Do stay calm by breathing deeply, repeating a mantra, visualizing a calm, happy place.

Always read through the test first to get a feel for it. You can use a pencil to number the order in which you will work through the questions.

Even if your mind goes blank and you panic when you first turn the paper over ( it might suddenly seem to be written in Egyptian!) , take a deep breath and coach yourself through. Say to yourself- my first impression is that I know nothing however I am going to look again at the questions until they start to make sense!

Work out roughly how long you have for each question. (Don’t spend 10 minutes doing the math!)

Spend the amount of time per question to suit the number of points available.

Choose the question that you feel more confident on and start with this. Warning!! Don’ t be tempted to spend half an hour in this comfortable zone however.

Move through the other questions leaving your most difficult ones until last.

Trust your gut instinct- often the first response you think of is the correct one!

Remember to stick to facts. You can use your opinion as long as it is linked to a fact.

When you practice your essays remember some phrase introductions that you have used in the past to introduce ideas/theories/facts.

E.g. Evidence suggests….

It is accepted that…

This theory has been criticized because…

Assume that the person reading the paper doesn’t know much about the topic. What I mean is don’t think to yourself- My Biology teacher knows how the heart works so I don’t need to go into detail!...sounds obvious but can catch you out.

For Maths/Physics/Chemistry:

Write any formulas that you need to know on the back of your test as soon as you receive the test paper. Once you have become involved in the test, it is easy to stress out and forget the formulas. 

Read each question carefully. Circle every verb to make sure that you do everything the test has asked of you. Show your work on the test. You may earn partial credit if the teacher can see that you understood the process but only made a simple error. 

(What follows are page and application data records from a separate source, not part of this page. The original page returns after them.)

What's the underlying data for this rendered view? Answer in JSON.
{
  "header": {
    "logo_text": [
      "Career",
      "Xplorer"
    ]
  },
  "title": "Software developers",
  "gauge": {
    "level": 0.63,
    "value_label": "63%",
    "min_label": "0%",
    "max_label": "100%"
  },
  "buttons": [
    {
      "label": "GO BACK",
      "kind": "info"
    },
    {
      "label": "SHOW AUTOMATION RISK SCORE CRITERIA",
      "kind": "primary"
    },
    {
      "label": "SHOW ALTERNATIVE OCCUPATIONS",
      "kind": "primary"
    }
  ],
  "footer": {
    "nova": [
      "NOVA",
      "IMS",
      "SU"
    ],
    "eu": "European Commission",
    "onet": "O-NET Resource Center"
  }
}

Check over all of your answers. If time permits, rework each answer, watching for simple errors. Check and recheck. 

Every test:

Test-taking stress can be avoided by studying ahead of the time. Pay attention in class (this is when most learning takes place) and take good notes. Use illustration where you can. At the end of each day, review any materials you were taught that day. On Sunday, review the material from the week before. This will avoid the feeling that an all-night study session, which often fails to give the desired results, is necessary. Little and often

Get plenty of rest and eat a good meal before the test. A sleepy head or an empty stomach affects your concentration.

Study with a partner. This simple technique can help you digest what you have been taught. Explaining it to someone else helps you remember better. It also highlights which areas you are weak in.


Remember you can only do your best. Set yourself realistic goals. Unrealistic goals will leave you feeling like a failure and dissatisfied.